- Second opinion. This relationship exists strictly between the sending and receiving parties. In the event of litigation, the doctor providing the second opinion may mitigate liability by showing that the sending doctor used his own discretion as to whether to rely on the other doctor's second opinion. Avoid problems by not providing the doctor giving the second opinion with certain patient personal data (e.g., name, address, social security number, insurance information). Also, the doctor giving the second opinion should only bill the asking party for his services -- not the patient.
Be mindful of standards
Telemedicine is an emerging field and numerous governmental agencies (including federal statutes such as HIPAA and Medicare) exist solely to regulate this problem. The government is trying to regulate telemedicine and has established such agencies, but many product users aren't aware that such standards exist. So in the event of a legal challenge, the patient can attack the doctor for not obeying the law.

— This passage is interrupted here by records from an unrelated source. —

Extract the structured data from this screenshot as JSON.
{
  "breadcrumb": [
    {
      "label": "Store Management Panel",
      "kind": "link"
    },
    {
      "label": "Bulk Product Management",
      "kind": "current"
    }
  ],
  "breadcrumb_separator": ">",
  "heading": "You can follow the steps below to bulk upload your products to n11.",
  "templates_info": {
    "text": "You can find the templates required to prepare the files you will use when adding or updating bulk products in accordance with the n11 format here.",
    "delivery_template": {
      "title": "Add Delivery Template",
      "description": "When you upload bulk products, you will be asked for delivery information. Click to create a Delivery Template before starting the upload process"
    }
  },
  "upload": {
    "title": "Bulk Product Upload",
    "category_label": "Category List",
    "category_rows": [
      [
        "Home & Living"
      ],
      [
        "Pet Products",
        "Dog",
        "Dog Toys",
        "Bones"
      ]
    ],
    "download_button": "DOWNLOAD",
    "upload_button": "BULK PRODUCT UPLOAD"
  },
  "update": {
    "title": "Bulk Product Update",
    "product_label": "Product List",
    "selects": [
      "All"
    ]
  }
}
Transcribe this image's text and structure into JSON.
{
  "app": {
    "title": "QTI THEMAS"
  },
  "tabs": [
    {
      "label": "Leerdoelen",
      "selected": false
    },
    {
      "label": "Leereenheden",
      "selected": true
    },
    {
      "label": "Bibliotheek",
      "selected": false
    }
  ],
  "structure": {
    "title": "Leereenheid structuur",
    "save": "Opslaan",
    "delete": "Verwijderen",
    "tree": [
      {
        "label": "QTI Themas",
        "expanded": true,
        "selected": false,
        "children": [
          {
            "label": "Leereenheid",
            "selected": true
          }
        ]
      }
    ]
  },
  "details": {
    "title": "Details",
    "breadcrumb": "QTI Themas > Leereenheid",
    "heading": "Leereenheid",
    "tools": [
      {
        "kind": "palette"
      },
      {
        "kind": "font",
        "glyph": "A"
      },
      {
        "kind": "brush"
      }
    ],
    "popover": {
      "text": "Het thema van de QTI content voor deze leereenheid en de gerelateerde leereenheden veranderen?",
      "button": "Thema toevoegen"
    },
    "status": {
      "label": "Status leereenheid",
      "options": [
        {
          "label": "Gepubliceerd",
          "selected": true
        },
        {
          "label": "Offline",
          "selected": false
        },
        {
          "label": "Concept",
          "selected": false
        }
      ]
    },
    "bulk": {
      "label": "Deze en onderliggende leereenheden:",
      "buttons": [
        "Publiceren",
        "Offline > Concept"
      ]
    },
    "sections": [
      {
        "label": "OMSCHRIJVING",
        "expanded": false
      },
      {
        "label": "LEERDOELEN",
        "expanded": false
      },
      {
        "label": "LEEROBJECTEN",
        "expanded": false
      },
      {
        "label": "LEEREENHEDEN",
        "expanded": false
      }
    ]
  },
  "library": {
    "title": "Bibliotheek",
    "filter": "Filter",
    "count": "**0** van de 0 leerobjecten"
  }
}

Regulatory standards apply to the actual hardware or commercial packages, the actual digital images and all electronic records. It's important to know about these standards because they could legally interrupt your practice.
The bottom line is this: You can't just go to an electronic store and put a system together. If you do this and something goes wrong, these regulations will come into play against you.
- Hardware/commercial package standards. Confirm that the hardware or commercial package you purchase is 510(k) certified. This term originates from section 510(k) of the Federal Food, Drug and Cosmetic Act. It applies to any newly developed medical device (including digital imagers).
- Digital image standards. The de facto (actual) standard for medical imaging is Digital Imaging and Communications in Medicine (DICOM), which is also the international standard for graphic images from visual field analysis and corneal topography. The American Academy of Ophthalmology has been an active member of the DICOM Committee since 1997.
- Electronic record standards. Health Level Seven (HL7) develops the standard for electronic messaging and medical records. It's one of several ANSI-accredited Standards Developing Organizations (SDOs) operating in the healthcare arena. HL7's domain is clinical and administrative data. Any paperless patient record software that's often included in any commercial imaging package system should be HL7 compliant. Without proper standards, different digital and electronic medical records simply can't communicate with each other.
Proceed with caution
As Medicare begins to reimburse digital imaging for
telemedicine, interest will grow both economically and legally. Therefore, all participants must be aware of the potential for danger.
So before you rush into creating or buying an imaging system, remember what we discussed here because something that seems so right and easy could quickly become so wrong and difficult. As illustrated from our example, what seems like a simple situation is actually filled with factors that could lead to potential problems.
DR. PENG IS IN PRIVATE PRACTICE IN CASTRO VALLEY, CALIF. HE'S AN ASSISTANT CLINICAL PROFESSOR AT THE UNIVERSITY OF CALIFORNIA, BERKELEY, SCHOOL OF OPTOMETRY. HE'S ALSO A CONSULTANT IN VARIOUS ASPECTS OF LAW INVOLVING OPTOMETRY.
Optometric Management, Issue: November 2001